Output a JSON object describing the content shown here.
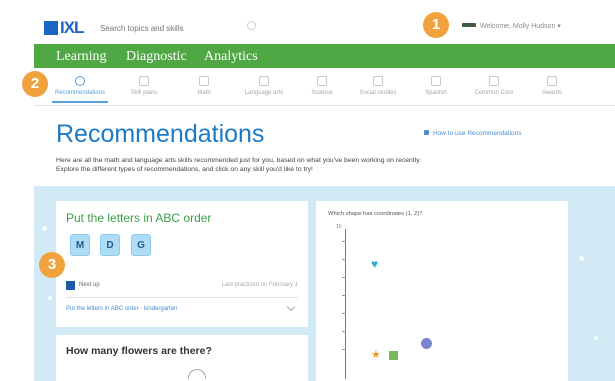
{
  "top_bar": {
    "logo_text": "IXL",
    "search_placeholder": "Search topics and skills",
    "user_label": "Welcome, Molly Hudson ▾"
  },
  "main_nav": {
    "tabs": [
      "Learning",
      "Diagnostic",
      "Analytics"
    ]
  },
  "subject_nav": {
    "tabs": [
      {
        "label": "Recommendations",
        "icon": "recommendations-icon",
        "active": true
      },
      {
        "label": "Skill plans",
        "icon": "skill-plans-icon",
        "active": false
      },
      {
        "label": "Math",
        "icon": "math-icon",
        "active": false
      },
      {
        "label": "Language arts",
        "icon": "language-arts-icon",
        "active": false
      },
      {
        "label": "Science",
        "icon": "science-icon",
        "active": false
      },
      {
        "label": "Social studies",
        "icon": "social-studies-icon",
        "active": false
      },
      {
        "label": "Spanish",
        "icon": "spanish-icon",
        "active": false
      },
      {
        "label": "Common Core",
        "icon": "common-core-icon",
        "active": false
      },
      {
        "label": "Awards",
        "icon": "awards-icon",
        "active": false
      }
    ]
  },
  "header": {
    "title": "Recommendations",
    "link": "How to use Recommendations",
    "description_line1": "Here are all the math and language arts skills recommended just for you, based on what you've been working on recently.",
    "description_line2": "Explore the different types of recommendations, and click on any skill you'd like to try!"
  },
  "card_abc": {
    "title": "Put the letters in ABC order",
    "letters": [
      "M",
      "D",
      "G"
    ],
    "tag": "Next up",
    "practiced": "Last practiced on February 1",
    "skill_link": "Put the letters in ABC order · kindergarten"
  },
  "card_flowers": {
    "title": "How many flowers are there?"
  },
  "card_graph": {
    "question": "Which shape has coordinates (1, 2)?",
    "y_axis_top_label": "10"
  },
  "callouts": [
    "1",
    "2",
    "3"
  ],
  "colors": {
    "nav_green": "#4fa844",
    "title_blue": "#1d7ac5",
    "callout_orange": "#f0a33d",
    "background_blue": "#d2e9f6"
  }
}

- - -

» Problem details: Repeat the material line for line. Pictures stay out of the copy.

» Response to the task:
Output a JSON object describing the content shown here.
{
  "top_bar": {
    "logo_text": "IXL",
    "search_placeholder": "Search topics and skills",
    "user_label": "Welcome, Molly Hudson ▾"
  },
  "main_nav": {
    "tabs": [
      "Learning",
      "Diagnostic",
      "Analytics"
    ]
  },
  "subject_nav": {
    "tabs": [
      {
        "label": "Recommendations",
        "icon": "recommendations-icon",
        "active": true
      },
      {
        "label": "Skill plans",
        "icon": "skill-plans-icon",
        "active": false
      },
      {
        "label": "Math",
        "icon": "math-icon",
        "active": false
      },
      {
        "label": "Language arts",
        "icon": "language-arts-icon",
        "active": false
      },
      {
        "label": "Science",
        "icon": "science-icon",
        "active": false
      },
      {
        "label": "Social studies",
        "icon": "social-studies-icon",
        "active": false
      },
      {
        "label": "Spanish",
        "icon": "spanish-icon",
        "active": false
      },
      {
        "label": "Common Core",
        "icon": "common-core-icon",
        "active": false
      },
      {
        "label": "Awards",
        "icon": "awards-icon",
        "active": false
      }
    ]
  },
  "header": {
    "title": "Recommendations",
    "link": "How to use Recommendations",
    "description_line1": "Here are all the math and language arts skills recommended just for you, based on what you've been working on recently.",
    "description_line2": "Explore the different types of recommendations, and click on any skill you'd like to try!"
  },
  "card_abc": {
    "title": "Put the letters in ABC order",
    "letters": [
      "M",
      "D",
      "G"
    ],
    "tag": "Next up",
    "practiced": "Last practiced on February 1",
    "skill_link": "Put the letters in ABC order · kindergarten"
  },
  "card_flowers": {
    "title": "How many flowers are there?"
  },
  "card_graph": {
    "question": "Which shape has coordinates (1, 2)?",
    "y_axis_top_label": "10"
  },
  "callouts": [
    "1",
    "2",
    "3"
  ],
  "colors": {
    "nav_green": "#4fa844",
    "title_blue": "#1d7ac5",
    "callout_orange": "#f0a33d",
    "background_blue": "#d2e9f6"
  }
}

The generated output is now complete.